June 5, 2019
Invented more than 100 years ago, vinyl was originally created to replace linoleum, the original resilient flooring. Vinyl became a popular choice for areas like kitchens and bathrooms where resilience, durability and water-resistance are extremely important. Although vinyl is not completely impervious, it is very resistant to water and it is easy to clean and maintain, making it a low cost, low hassle flooring option.
Vinyl Flooring Composition
The game changer for vinyl was the introduction of PVC (poly-vinyl chloride), which is a synthetic plastic containing carbon, hydrogen and chlorine. Traditional sheet vinyl or vinyl tiles is a composite product, which has a layer of PVC bonded to a fibrous core. This is then covered over with a printed design layer as well as a tough, clear wear layer. The difference between a high-quality and low-quality vinyl is the thickness of the product and toughness of the wear layer.

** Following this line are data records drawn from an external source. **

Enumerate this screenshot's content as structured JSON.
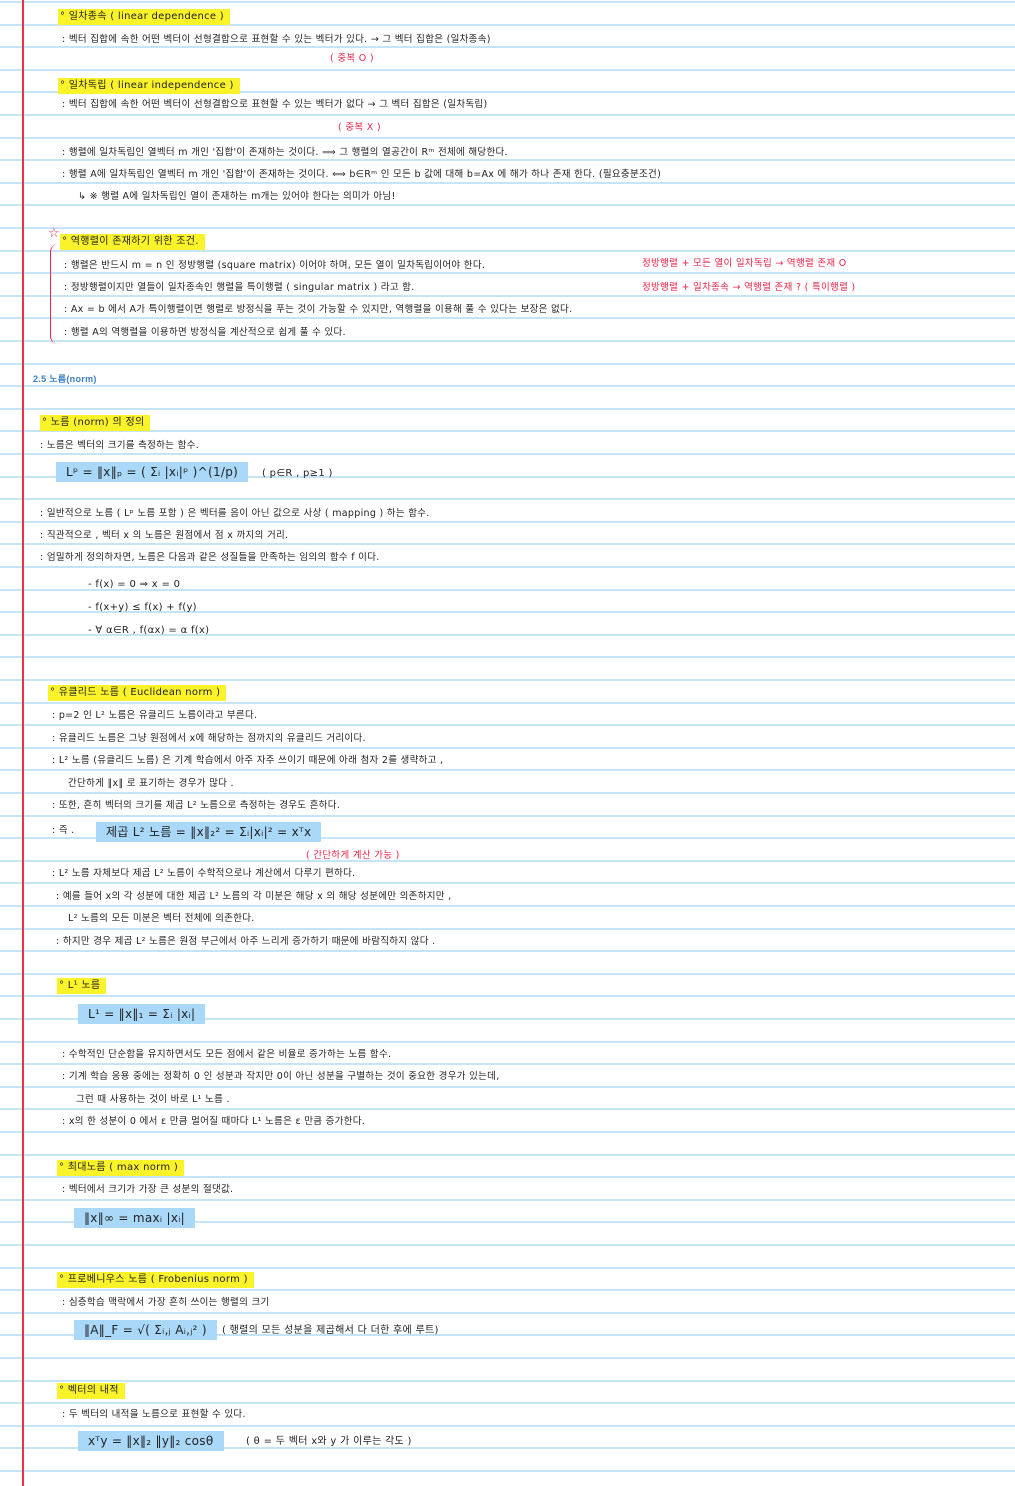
{
  "colors": {
    "highlight_yellow": "#fbf32a",
    "highlight_blue": "#a9d8f8",
    "red_ink": "#e8254a",
    "rule_line": "#c6e4f5",
    "margin_line": "#e8334a",
    "section_blue": "#3b7fc4"
  },
  "rows": [
    {
      "kind": "heading",
      "text": "° 일차종속 ( linear dependence )"
    },
    {
      "kind": "text",
      "text": ": 벡터 집합에 속한 어떤 벡터이 선형결합으로 표현할 수 있는 벡터가 있다.  →  그 벡터 집합은 (일차종속)"
    },
    {
      "kind": "red",
      "text": "( 중복 O )"
    },
    {
      "kind": "heading",
      "text": "° 일차독립 ( linear independence )"
    },
    {
      "kind": "text",
      "text": ": 벡터 집합에 속한 어떤 벡터이 선형결합으로 표현할 수 있는 벡터가 없다  →  그 벡터 집합은 (일차독립)"
    },
    {
      "kind": "red",
      "text": "( 중복 X )"
    },
    {
      "kind": "text",
      "text": ": 행렬에 일차독립인 열벡터 m 개인 '집합'이 존재하는 것이다.  ⟹  그 행렬의 열공간이  Rᵐ 전체에 해당한다."
    },
    {
      "kind": "text",
      "text": ": 행렬 A에 일차독립인 열벡터 m 개인 '집합'이 존재하는 것이다. ⟺  b∈Rᵐ 인 모든 b 값에 대해  b=Ax 에 해가 하나 존재 한다. (필요충분조건)"
    },
    {
      "kind": "text",
      "text": "↳ ※ 행렬 A에 일차독립인 열이 존재하는 m개는 있어야 한다는 의미가 아님!"
    },
    {
      "kind": "heading",
      "text": "° 역행렬이 존재하기 위한 조건."
    },
    {
      "kind": "text",
      "text": ": 행렬은 반드시  m = n 인  정방행렬 (square matrix) 이어야 하며,  모든 열이 일차독립이어야 한다."
    },
    {
      "kind": "text",
      "text": ": 정방행렬이지만  열들이  일차종속인  행렬을  특이행렬 ( singular matrix ) 라고 함."
    },
    {
      "kind": "text",
      "text": ": Ax = b 에서   A가 특이행렬이면  행렬로 방정식을 푸는 것이 가능할 수 있지만,  역행렬을 이용해  풀 수 있다는  보장은 없다."
    },
    {
      "kind": "text",
      "text": ": 행렬 A의 역행렬을 이용하면  방정식을  계산적으로  쉽게 풀 수 있다."
    },
    {
      "kind": "red",
      "text": "정방행렬   +   모든 열이 일차독립   →   역행렬 존재 O"
    },
    {
      "kind": "red",
      "text": "정방행렬   +        일차종속        →   역행렬 존재 ?  ( 특이행렬 )"
    },
    {
      "kind": "section",
      "text": "2.5 노름(norm)"
    },
    {
      "kind": "heading",
      "text": "° 노름 (norm) 의 정의"
    },
    {
      "kind": "text",
      "text": ": 노름은 벡터의 크기를 측정하는 함수."
    },
    {
      "kind": "formula",
      "text": "Lᵖ  =  ‖x‖ₚ  =  ( Σᵢ |xᵢ|ᵖ )^(1/p)"
    },
    {
      "kind": "note",
      "text": "( p∈R ,  p≥1 )"
    },
    {
      "kind": "text",
      "text": ": 일반적으로  노름 ( Lᵖ 노름 포함 ) 은   벡터를 음이 아닌 값으로   사상 ( mapping ) 하는 함수."
    },
    {
      "kind": "text",
      "text": ": 직관적으로 ,   벡터 x 의 노름은  원점에서  점 x 까지의 거리."
    },
    {
      "kind": "text",
      "text": ": 엄밀하게 정의하자면,  노름은 다음과 같은  성질들을  만족하는   임의의 함수 f 이다."
    },
    {
      "kind": "note",
      "text": "-   f(x) = 0   ⇒   x = 0"
    },
    {
      "kind": "note",
      "text": "-   f(x+y)  ≤  f(x) + f(y)"
    },
    {
      "kind": "note",
      "text": "-   ∀ α∈R ,   f(αx) = α f(x)"
    },
    {
      "kind": "heading",
      "text": "° 유클리드 노름 ( Euclidean norm )"
    },
    {
      "kind": "text",
      "text": ": p=2 인   L² 노름은  유클리드  노름이라고 부른다."
    },
    {
      "kind": "text",
      "text": ": 유클리드 노름은   그냥 원점에서   x에  해당하는   점까지의  유클리드 거리이다."
    },
    {
      "kind": "text",
      "text": ": L² 노름 (유클리드 노름) 은   기계 학습에서  아주 자주 쓰이기 때문에   아래 첨자 2를 생략하고 ,"
    },
    {
      "kind": "text",
      "text": "간단하게    ‖x‖ 로 표기하는    경우가 많다 ."
    },
    {
      "kind": "text",
      "text": ": 또한,   흔히  벡터의  크기를   제곱 L² 노름으로   측정하는   경우도 흔하다."
    },
    {
      "kind": "text",
      "text": ": 즉 ."
    },
    {
      "kind": "formula",
      "text": "제곱 L² 노름   = ‖x‖₂²  =  Σᵢ|xᵢ|²  =  xᵀx"
    },
    {
      "kind": "red",
      "text": "( 간단하게 계산 가능 )"
    },
    {
      "kind": "text",
      "text": ": L² 노름  자체보다   제곱 L² 노름이  수학적으로나  계산에서  다루기  편하다."
    },
    {
      "kind": "text",
      "text": ": 예를 들어   x의  각 성분에  대한   제곱 L² 노름의   각 미분은   해당  x 의  해당 성분에만   의존하지만 ,"
    },
    {
      "kind": "text",
      "text": "L² 노름의   모든 미분은   벡터 전체에 의존한다."
    },
    {
      "kind": "text",
      "text": ": 하지만  경우   제곱 L² 노름은    원점  부근에서    아주 느리게  증가하기  때문에    바람직하지  않다 ."
    },
    {
      "kind": "heading",
      "text": "° L¹ 노름"
    },
    {
      "kind": "formula",
      "text": "L¹  =  ‖x‖₁  =  Σᵢ |xᵢ|"
    },
    {
      "kind": "text",
      "text": ": 수학적인  단순함을   유지하면서도   모든 점에서  같은 비율로   증가하는   노름 함수."
    },
    {
      "kind": "text",
      "text": ": 기계 학습 응용 중에는    정확히 0 인  성분과   작지만  0이  아닌   성분을  구별하는  것이   중요한   경우가   있는데,"
    },
    {
      "kind": "text",
      "text": "그런 때  사용하는  것이  바로   L¹ 노름 ."
    },
    {
      "kind": "text",
      "text": ": x의  한  성분이  0 에서  ε 만큼   멀어질 때마다   L¹ 노름은  ε 만큼   증가한다."
    },
    {
      "kind": "heading",
      "text": "° 최대노름 ( max norm )"
    },
    {
      "kind": "text",
      "text": ": 벡터에서   크기가  가장 큰  성분의  절댓값."
    },
    {
      "kind": "formula",
      "text": "‖x‖∞   =   maxᵢ |xᵢ|"
    },
    {
      "kind": "heading",
      "text": "° 프로베니우스 노름 ( Frobenius norm )"
    },
    {
      "kind": "text",
      "text": ": 심층학습  맥락에서   가장  흔히  쓰이는  행렬의 크기"
    },
    {
      "kind": "formula",
      "text": "‖A‖_F   =   √( Σᵢ,ⱼ Aᵢ,ⱼ² )"
    },
    {
      "kind": "note",
      "text": "( 행렬의 모든 성분을  제곱해서  다 더한 후에  루트)"
    },
    {
      "kind": "heading",
      "text": "° 벡터의 내적"
    },
    {
      "kind": "text",
      "text": ": 두 벡터의 내적을   노름으로  표현할 수 있다."
    },
    {
      "kind": "formula",
      "text": "xᵀy   =  ‖x‖₂ ‖y‖₂ cosθ"
    },
    {
      "kind": "note",
      "text": "( θ =  두 벡터  x와  y 가  이루는  각도 )"
    }
  ]
}
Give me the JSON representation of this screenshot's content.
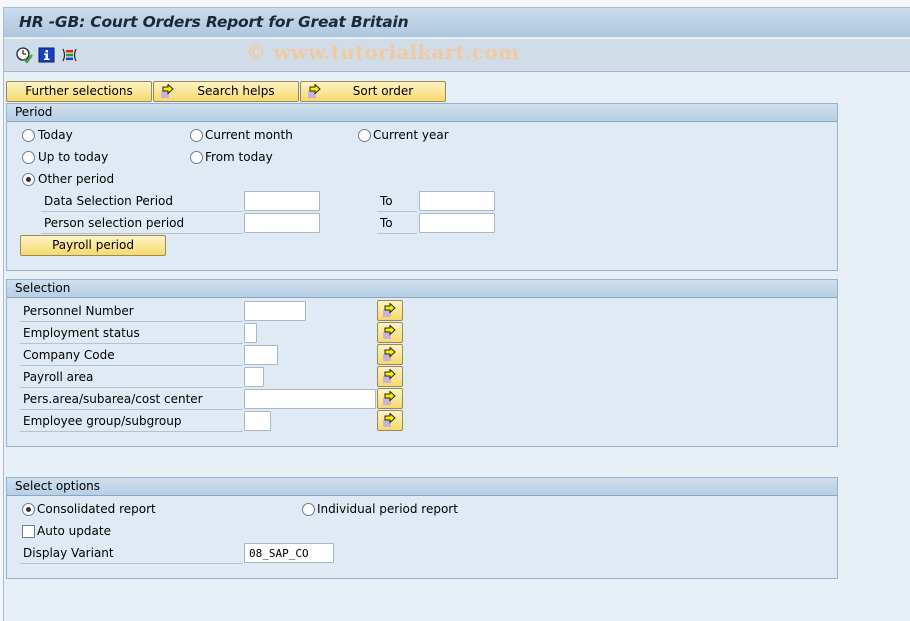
{
  "window": {
    "title": "HR -GB:  Court Orders Report for Great Britain",
    "watermark": "© www.tutorialkart.com"
  },
  "toolbar": {
    "icons": [
      {
        "name": "execute-clock-icon",
        "tooltip": "Execute"
      },
      {
        "name": "info-icon",
        "tooltip": "Program documentation"
      },
      {
        "name": "select-options-icon",
        "tooltip": "Selection options"
      }
    ]
  },
  "top_buttons": {
    "further_selections": "Further selections",
    "search_helps": "Search helps",
    "sort_order": "Sort order"
  },
  "period": {
    "title": "Period",
    "radios": {
      "today": "Today",
      "current_month": "Current month",
      "current_year": "Current year",
      "up_to_today": "Up to today",
      "from_today": "From today",
      "other_period": "Other period"
    },
    "selected": "other_period",
    "data_selection_period": {
      "label": "Data Selection Period",
      "from": "",
      "to_label": "To",
      "to": ""
    },
    "person_selection_period": {
      "label": "Person selection period",
      "from": "",
      "to_label": "To",
      "to": ""
    },
    "payroll_period_button": "Payroll period"
  },
  "selection": {
    "title": "Selection",
    "fields": [
      {
        "label": "Personnel Number",
        "value": ""
      },
      {
        "label": "Employment status",
        "value": ""
      },
      {
        "label": "Company Code",
        "value": ""
      },
      {
        "label": "Payroll area",
        "value": ""
      },
      {
        "label": "Pers.area/subarea/cost center",
        "value": ""
      },
      {
        "label": "Employee group/subgroup",
        "value": ""
      }
    ]
  },
  "select_options": {
    "title": "Select options",
    "consolidated_report": "Consolidated report",
    "individual_period_report": "Individual period report",
    "selected": "consolidated_report",
    "auto_update": {
      "label": "Auto update",
      "checked": false
    },
    "display_variant": {
      "label": "Display Variant",
      "value": "08_SAP_CO"
    }
  }
}
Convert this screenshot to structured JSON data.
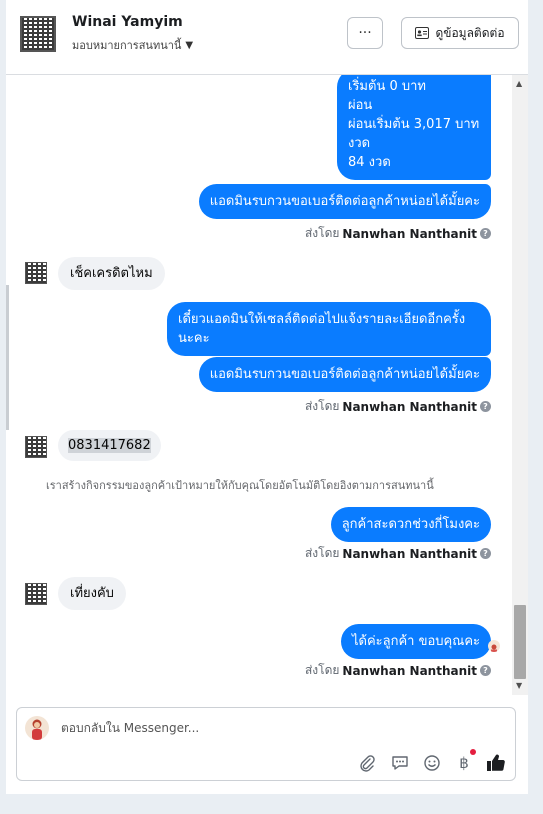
{
  "header": {
    "contact_name": "Winai Yamyim",
    "assign_label": "มอบหมายการสนทนานี้",
    "more_label": "···",
    "view_contact_label": "ดูข้อมูลติดต่อ"
  },
  "messages": {
    "m1_line1": "เริ่มต้น 0 บาท",
    "m1_line2": "ผ่อน",
    "m1_line3": "ผ่อนเริ่มต้น 3,017 บาท",
    "m1_line4": "งวด",
    "m1_line5": "84 งวด",
    "m2": "แอดมินรบกวนขอเบอร์ติดต่อลูกค้าหน่อยได้มั้ยคะ",
    "m3": "เช็คเครดิตไหม",
    "m4_line1": "เดี๋ยวแอดมินให้เซลล์ติดต่อไปแจ้งรายละเอียดอีกครั้ง",
    "m4_line2": "นะคะ",
    "m5": "แอดมินรบกวนขอเบอร์ติดต่อลูกค้าหน่อยได้มั้ยคะ",
    "m6": "0831417682",
    "system": "เราสร้างกิจกรรมของลูกค้าเป้าหมายให้กับคุณโดยอัตโนมัติโดยอิงตามการสนทนานี้",
    "m7": "ลูกค้าสะดวกช่วงกี่โมงคะ",
    "m8": "เที่ยงคับ",
    "m9": "ได้ค่ะลูกค้า ขอบคุณคะ"
  },
  "sender": {
    "prefix": "ส่งโดย",
    "name": "Nanwhan Nanthanit",
    "info_icon": "?"
  },
  "reply": {
    "placeholder": "ตอบกลับใน Messenger..."
  },
  "icons": {
    "attach": "paperclip-icon",
    "saved_reply": "chat-bubble-icon",
    "emoji": "smiley-icon",
    "payment": "baht-icon",
    "like": "thumbs-up-icon"
  },
  "colors": {
    "outgoing_bubble": "#0a7cff",
    "incoming_bubble": "#f0f2f5",
    "notify_dot": "#e41e3f"
  }
}
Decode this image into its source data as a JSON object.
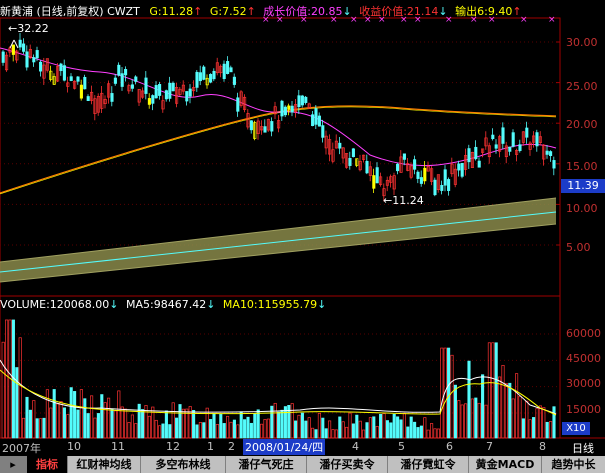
{
  "header": {
    "title": "新黄浦 (日线,前复权) CWZT",
    "g1": "G:11.28",
    "g2": "G:7.52",
    "growth_value": "成长价值:20.85",
    "earning_value": "收益价值:21.14",
    "output": "输出6:9.40"
  },
  "price_chart": {
    "high_label": "32.22",
    "low_label": "11.24",
    "current_price": "11.39",
    "y_ticks": [
      "30.00",
      "25.00",
      "20.00",
      "15.00",
      "10.00",
      "5.00"
    ]
  },
  "volume_chart": {
    "title": "VOLUME:120068.00",
    "ma5": "MA5:98467.42",
    "ma10": "MA10:115955.79",
    "y_ticks": [
      "60000",
      "45000",
      "30000",
      "15000"
    ],
    "unit": "X10"
  },
  "date_axis": {
    "labels": [
      "2007年",
      "10",
      "11",
      "12",
      "1",
      "2",
      "2008/01/24/四",
      "4",
      "5",
      "6",
      "7",
      "8"
    ],
    "period": "日线"
  },
  "tabs": [
    "指标",
    "红财神均线",
    "多空布林线",
    "潘仔气死庄",
    "潘仔买卖令",
    "潘仔霓虹令",
    "黄金MACD",
    "趋势中长"
  ],
  "colors": {
    "up": "#ff3232",
    "down": "#54fcfc",
    "ma_magenta": "#ff40ff",
    "ma_orange": "#ff8000",
    "band": "#8a8a4a"
  }
}
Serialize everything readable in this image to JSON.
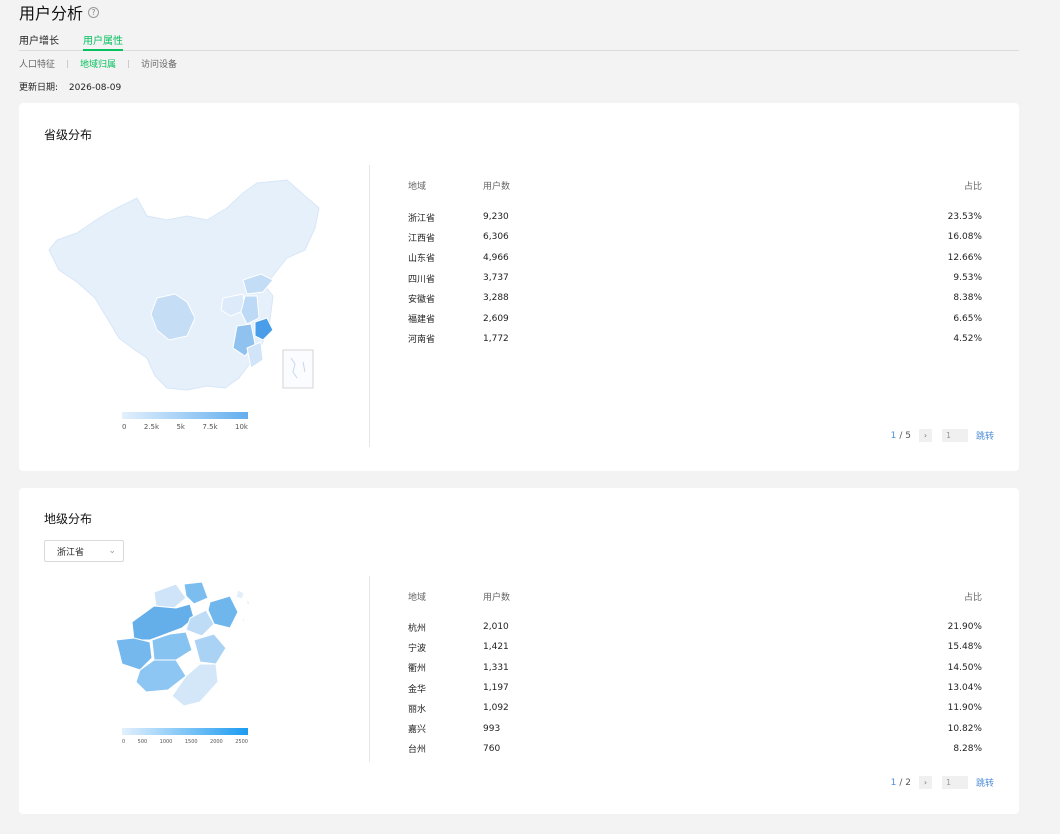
{
  "header": {
    "title": "用户分析",
    "help_icon": "?",
    "tabs": [
      {
        "label": "用户增长",
        "active": false
      },
      {
        "label": "用户属性",
        "active": true
      }
    ],
    "sub_tabs": [
      {
        "label": "人口特征",
        "active": false
      },
      {
        "label": "地域归属",
        "active": true
      },
      {
        "label": "访问设备",
        "active": false
      }
    ],
    "update_label": "更新日期:",
    "update_date": "2026-08-09"
  },
  "province": {
    "title": "省级分布",
    "legend_ticks": [
      "0",
      "2.5k",
      "5k",
      "7.5k",
      "10k"
    ],
    "columns": {
      "region": "地域",
      "users": "用户数",
      "pct": "占比"
    },
    "rows": [
      {
        "region": "浙江省",
        "users": "9,230",
        "pct": "23.53%"
      },
      {
        "region": "江西省",
        "users": "6,306",
        "pct": "16.08%"
      },
      {
        "region": "山东省",
        "users": "4,966",
        "pct": "12.66%"
      },
      {
        "region": "四川省",
        "users": "3,737",
        "pct": "9.53%"
      },
      {
        "region": "安徽省",
        "users": "3,288",
        "pct": "8.38%"
      },
      {
        "region": "福建省",
        "users": "2,609",
        "pct": "6.65%"
      },
      {
        "region": "河南省",
        "users": "1,772",
        "pct": "4.52%"
      }
    ],
    "pager": {
      "current": "1",
      "total": "/ 5",
      "next": "›",
      "input": "1",
      "jump": "跳转"
    }
  },
  "city": {
    "title": "地级分布",
    "select_value": "浙江省",
    "legend_ticks": [
      "0",
      "500",
      "1000",
      "1500",
      "2000",
      "2500"
    ],
    "columns": {
      "region": "地域",
      "users": "用户数",
      "pct": "占比"
    },
    "rows": [
      {
        "region": "杭州",
        "users": "2,010",
        "pct": "21.90%"
      },
      {
        "region": "宁波",
        "users": "1,421",
        "pct": "15.48%"
      },
      {
        "region": "衢州",
        "users": "1,331",
        "pct": "14.50%"
      },
      {
        "region": "金华",
        "users": "1,197",
        "pct": "13.04%"
      },
      {
        "region": "丽水",
        "users": "1,092",
        "pct": "11.90%"
      },
      {
        "region": "嘉兴",
        "users": "993",
        "pct": "10.82%"
      },
      {
        "region": "台州",
        "users": "760",
        "pct": "8.28%"
      }
    ],
    "pager": {
      "current": "1",
      "total": "/ 2",
      "next": "›",
      "input": "1",
      "jump": "跳转"
    }
  },
  "colors": {
    "accent": "#07c160",
    "map_light": "#e8f1fb",
    "map_dark": "#4fa3ea"
  }
}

Whether it is sheet vinyl, vinyl tile or luxury vinyl, there are a number of advantages:
- Durability: Vinyl is a very tough material; however, it is still soft underfoot.
- Water Resistance: Vinyl is resistant to moisture, steam and humidity, making it a popular choice for bathrooms, kitchens and laundry rooms. Although it is slightly vulnerable at the seams, water is unable to penetrate the surface and therefore do damage to the subfloor.
- Easy Maintenance: Vinyl is a breeze to clean. It resists dirt, stains, scratches and punctures. However, be aware that heavy furniture without proper padding can pierce the flooring. Also, although some high-quality vinyl has UV protection, some may yellow slightly if exposed to direct sunlight. As well avoid area rugs with a rubber backing as this may cause a chemical reaction and stain your vinyl.
Luxury vinyl can be referred to as luxury vinyl tile (LVT) or luxury vinyl planks (LVP). The make up of luxury vinyl is a limestone-based material mixed with PVC composites. It is a solid material throughout as there is no felt or fiber layer. Luxury vinyl is more rigid compared to sheet vinyl or vinyl tile however it is still somewhat flexible. On top of the composite material is a digital graphic film layer, which is then covered by a very tough wear layer. Just about any look and texture can be created thanks to new printing technology. In fact, the graphic process is far superior to sheet vinyl or vinyl tile, luxury vinyl flooring can remarkably mimic wood, stone, ceramic or even metal.
Luxury vinyl can be found in a number of forms, such as square tiles or long planks that resemble laminate or wood flooring planks. It is also installed with a modified tongue and groove system so individual tiles or planks “click” together; a feature that helps make installation easier.
Although it is the most expensive type of vinyl, with its durability, easy maintenance, and superior appearance, it is the most cost-effective flooring choice over the long term. Luxury vinyl is also impervious to water, making it a better choice for the wet areas of the home, such as bathrooms and kitchens.
Sheet vinyl is a continuous sheet of polymer materials and comes in widths of 6 to 16 feet. The pattern and colour of the sheet vinyl is manufactured with a digital graphic, which is a film layer of PVC. It is then bonded to a base layer of felt or fibrous material. To protect the PVC layer, there is a protective outerwear layer on top.
With sheet vinyl there are very few seams because it comes in large rolls, meaning it is much better at resisting water. In small rooms there may be no seam at all.
Sheet vinyl can be installed either with a full glue down application, this bonds it at the perimeter. You can also have it “floating” over the underlayment. It is not recommended to try and install sheet vinyl yourself as it can be an awkward process.
Vinyl tile is made up of natural pulverized limestone, filler materials, thermoplastic binders, and colour pigments. These materials are fused together to create a solid sheet, which is then cut into tiles. Vinyl tile was the first popular form of vinyl, however sheet vinyl and luxury vinyl are now more common. Although vinyl tile is available in a variety of colours and patterns, compared to other types of vinyl, it does not meet the same level of texture and design versatility.
Low end vinyl can cost as little as $1.50 to $2.50 per square foot. Keep in mind that it likely will not perform as well as higher end vinyl. Cheap vinyl will not be as durable, low maintenance, or resistant to stains and everyday wear. High end vinyl will cost between $2.50 to $10 per square foot, installed.